■ Aim of the exercise
The data needs to be returned in full, exactly as it reads.

■ Extracted data entries

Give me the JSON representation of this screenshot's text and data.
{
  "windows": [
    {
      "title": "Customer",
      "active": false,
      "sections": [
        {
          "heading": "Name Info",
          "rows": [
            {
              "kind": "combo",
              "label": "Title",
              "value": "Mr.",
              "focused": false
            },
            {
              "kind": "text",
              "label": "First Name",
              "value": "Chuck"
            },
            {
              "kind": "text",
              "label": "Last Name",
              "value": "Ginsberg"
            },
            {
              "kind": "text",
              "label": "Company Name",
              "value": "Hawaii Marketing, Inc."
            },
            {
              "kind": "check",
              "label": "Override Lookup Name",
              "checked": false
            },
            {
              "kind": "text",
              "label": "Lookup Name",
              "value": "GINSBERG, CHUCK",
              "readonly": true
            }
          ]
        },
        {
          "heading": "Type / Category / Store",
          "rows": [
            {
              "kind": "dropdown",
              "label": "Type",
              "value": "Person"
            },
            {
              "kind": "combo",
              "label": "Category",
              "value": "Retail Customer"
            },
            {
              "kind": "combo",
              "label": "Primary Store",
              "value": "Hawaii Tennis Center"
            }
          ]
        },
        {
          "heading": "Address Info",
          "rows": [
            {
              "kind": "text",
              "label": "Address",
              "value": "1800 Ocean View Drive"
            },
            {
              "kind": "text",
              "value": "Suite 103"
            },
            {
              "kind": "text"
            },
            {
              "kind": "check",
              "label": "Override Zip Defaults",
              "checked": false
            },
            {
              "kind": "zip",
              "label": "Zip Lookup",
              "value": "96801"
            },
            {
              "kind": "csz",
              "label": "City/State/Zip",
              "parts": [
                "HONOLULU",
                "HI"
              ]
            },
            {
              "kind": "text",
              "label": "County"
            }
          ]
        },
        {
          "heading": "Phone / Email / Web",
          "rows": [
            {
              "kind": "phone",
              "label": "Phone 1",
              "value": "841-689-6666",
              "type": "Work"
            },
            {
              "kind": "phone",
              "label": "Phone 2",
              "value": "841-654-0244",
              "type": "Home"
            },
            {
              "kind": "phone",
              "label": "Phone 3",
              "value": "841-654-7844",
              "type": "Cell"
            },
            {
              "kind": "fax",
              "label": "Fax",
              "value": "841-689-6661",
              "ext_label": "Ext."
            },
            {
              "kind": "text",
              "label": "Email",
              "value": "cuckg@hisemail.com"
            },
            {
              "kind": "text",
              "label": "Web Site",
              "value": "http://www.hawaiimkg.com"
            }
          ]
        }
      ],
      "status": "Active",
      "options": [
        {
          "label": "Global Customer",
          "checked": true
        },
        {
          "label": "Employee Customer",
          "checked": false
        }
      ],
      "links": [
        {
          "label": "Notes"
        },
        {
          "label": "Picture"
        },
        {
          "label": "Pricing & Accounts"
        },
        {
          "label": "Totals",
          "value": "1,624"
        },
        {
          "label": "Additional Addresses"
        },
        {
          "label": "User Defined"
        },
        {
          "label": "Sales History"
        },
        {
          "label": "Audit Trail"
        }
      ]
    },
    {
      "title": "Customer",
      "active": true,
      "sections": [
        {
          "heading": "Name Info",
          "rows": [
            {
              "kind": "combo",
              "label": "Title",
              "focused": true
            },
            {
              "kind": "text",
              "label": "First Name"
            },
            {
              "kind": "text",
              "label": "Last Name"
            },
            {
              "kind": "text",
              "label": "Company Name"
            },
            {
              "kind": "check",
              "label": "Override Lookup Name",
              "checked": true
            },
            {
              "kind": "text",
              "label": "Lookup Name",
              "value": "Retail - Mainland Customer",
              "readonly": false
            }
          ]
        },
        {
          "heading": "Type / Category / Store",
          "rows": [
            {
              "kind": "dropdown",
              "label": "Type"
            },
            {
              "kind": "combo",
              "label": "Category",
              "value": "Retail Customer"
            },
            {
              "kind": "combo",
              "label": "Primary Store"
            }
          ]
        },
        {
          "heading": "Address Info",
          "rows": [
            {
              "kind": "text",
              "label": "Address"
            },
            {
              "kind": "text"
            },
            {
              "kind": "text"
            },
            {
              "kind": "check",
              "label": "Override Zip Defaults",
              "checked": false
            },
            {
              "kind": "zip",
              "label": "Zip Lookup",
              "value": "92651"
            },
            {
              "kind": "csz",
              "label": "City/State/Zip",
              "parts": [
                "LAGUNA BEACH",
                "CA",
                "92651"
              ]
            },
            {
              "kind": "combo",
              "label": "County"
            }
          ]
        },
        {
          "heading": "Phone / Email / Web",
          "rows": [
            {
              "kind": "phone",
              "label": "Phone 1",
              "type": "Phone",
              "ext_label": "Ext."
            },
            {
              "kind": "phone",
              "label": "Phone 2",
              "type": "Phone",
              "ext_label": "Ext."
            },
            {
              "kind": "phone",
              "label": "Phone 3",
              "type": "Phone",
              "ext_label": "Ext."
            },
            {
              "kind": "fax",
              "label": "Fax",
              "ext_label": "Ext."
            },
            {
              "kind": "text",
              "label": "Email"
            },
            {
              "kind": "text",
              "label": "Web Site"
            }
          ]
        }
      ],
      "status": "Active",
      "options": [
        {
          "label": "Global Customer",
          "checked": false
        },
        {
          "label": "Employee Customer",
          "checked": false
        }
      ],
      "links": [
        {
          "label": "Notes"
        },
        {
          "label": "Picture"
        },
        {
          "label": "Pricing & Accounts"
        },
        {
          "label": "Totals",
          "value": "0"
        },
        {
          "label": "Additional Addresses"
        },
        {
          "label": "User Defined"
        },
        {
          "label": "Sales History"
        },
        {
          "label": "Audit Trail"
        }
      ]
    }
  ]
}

■ Task solution
Give me the JSON representation of this screenshot's text and data.
{
  "windows": [
    {
      "title": "Customer",
      "active": false,
      "sections": [
        {
          "heading": "Name Info",
          "rows": [
            {
              "kind": "combo",
              "label": "Title",
              "value": "Mr.",
              "focused": false
            },
            {
              "kind": "text",
              "label": "First Name",
              "value": "Chuck"
            },
            {
              "kind": "text",
              "label": "Last Name",
              "value": "Ginsberg"
            },
            {
              "kind": "text",
              "label": "Company Name",
              "value": "Hawaii Marketing, Inc."
            },
            {
              "kind": "check",
              "label": "Override Lookup Name",
              "checked": false
            },
            {
              "kind": "text",
              "label": "Lookup Name",
              "value": "GINSBERG, CHUCK",
              "readonly": true
            }
          ]
        },
        {
          "heading": "Type / Category / Store",
          "rows": [
            {
              "kind": "dropdown",
              "label": "Type",
              "value": "Person"
            },
            {
              "kind": "combo",
              "label": "Category",
              "value": "Retail Customer"
            },
            {
              "kind": "combo",
              "label": "Primary Store",
              "value": "Hawaii Tennis Center"
            }
          ]
        },
        {
          "heading": "Address Info",
          "rows": [
            {
              "kind": "text",
              "label": "Address",
              "value": "1800 Ocean View Drive"
            },
            {
              "kind": "text",
              "value": "Suite 103"
            },
            {
              "kind": "text"
            },
            {
              "kind": "check",
              "label": "Override Zip Defaults",
              "checked": false
            },
            {
              "kind": "zip",
              "label": "Zip Lookup",
              "value": "96801"
            },
            {
              "kind": "csz",
              "label": "City/State/Zip",
              "parts": [
                "HONOLULU",
                "HI"
              ]
            },
            {
              "kind": "text",
              "label": "County"
            }
          ]
        },
        {
          "heading": "Phone / Email / Web",
          "rows": [
            {
              "kind": "phone",
              "label": "Phone 1",
              "value": "841-689-6666",
              "type": "Work"
            },
            {
              "kind": "phone",
              "label": "Phone 2",
              "value": "841-654-0244",
              "type": "Home"
            },
            {
              "kind": "phone",
              "label": "Phone 3",
              "value": "841-654-7844",
              "type": "Cell"
            },
            {
              "kind": "fax",
              "label": "Fax",
              "value": "841-689-6661",
              "ext_label": "Ext."
            },
            {
              "kind": "text",
              "label": "Email",
              "value": "cuckg@hisemail.com"
            },
            {
              "kind": "text",
              "label": "Web Site",
              "value": "http://www.hawaiimkg.com"
            }
          ]
        }
      ],
      "status": "Active",
      "options": [
        {
          "label": "Global Customer",
          "checked": true
        },
        {
          "label": "Employee Customer",
          "checked": false
        }
      ],
      "links": [
        {
          "label": "Notes"
        },
        {
          "label": "Picture"
        },
        {
          "label": "Pricing & Accounts"
        },
        {
          "label": "Totals",
          "value": "1,624"
        },
        {
          "label": "Additional Addresses"
        },
        {
          "label": "User Defined"
        },
        {
          "label": "Sales History"
        },
        {
          "label": "Audit Trail"
        }
      ]
    },
    {
      "title": "Customer",
      "active": true,
      "sections": [
        {
          "heading": "Name Info",
          "rows": [
            {
              "kind": "combo",
              "label": "Title",
              "focused": true
            },
            {
              "kind": "text",
              "label": "First Name"
            },
            {
              "kind": "text",
              "label": "Last Name"
            },
            {
              "kind": "text",
              "label": "Company Name"
            },
            {
              "kind": "check",
              "label": "Override Lookup Name",
              "checked": true
            },
            {
              "kind": "text",
              "label": "Lookup Name",
              "value": "Retail - Mainland Customer",
              "readonly": false
            }
          ]
        },
        {
          "heading": "Type / Category / Store",
          "rows": [
            {
              "kind": "dropdown",
              "label": "Type"
            },
            {
              "kind": "combo",
              "label": "Category",
              "value": "Retail Customer"
            },
            {
              "kind": "combo",
              "label": "Primary Store"
            }
          ]
        },
        {
          "heading": "Address Info",
          "rows": [
            {
              "kind": "text",
              "label": "Address"
            },
            {
              "kind": "text"
            },
            {
              "kind": "text"
            },
            {
              "kind": "check",
              "label": "Override Zip Defaults",
              "checked": false
            },
            {
              "kind": "zip",
              "label": "Zip Lookup",
              "value": "92651"
            },
            {
              "kind": "csz",
              "label": "City/State/Zip",
              "parts": [
                "LAGUNA BEACH",
                "CA",
                "92651"
              ]
            },
            {
              "kind": "combo",
              "label": "County"
            }
          ]
        },
        {
          "heading": "Phone / Email / Web",
          "rows": [
            {
              "kind": "phone",
              "label": "Phone 1",
              "type": "Phone",
              "ext_label": "Ext."
            },
            {
              "kind": "phone",
              "label": "Phone 2",
              "type": "Phone",
              "ext_label": "Ext."
            },
            {
              "kind": "phone",
              "label": "Phone 3",
              "type": "Phone",
              "ext_label": "Ext."
            },
            {
              "kind": "fax",
              "label": "Fax",
              "ext_label": "Ext."
            },
            {
              "kind": "text",
              "label": "Email"
            },
            {
              "kind": "text",
              "label": "Web Site"
            }
          ]
        }
      ],
      "status": "Active",
      "options": [
        {
          "label": "Global Customer",
          "checked": false
        },
        {
          "label": "Employee Customer",
          "checked": false
        }
      ],
      "links": [
        {
          "label": "Notes"
        },
        {
          "label": "Picture"
        },
        {
          "label": "Pricing & Accounts"
        },
        {
          "label": "Totals",
          "value": "0"
        },
        {
          "label": "Additional Addresses"
        },
        {
          "label": "User Defined"
        },
        {
          "label": "Sales History"
        },
        {
          "label": "Audit Trail"
        }
      ]
    }
  ]
}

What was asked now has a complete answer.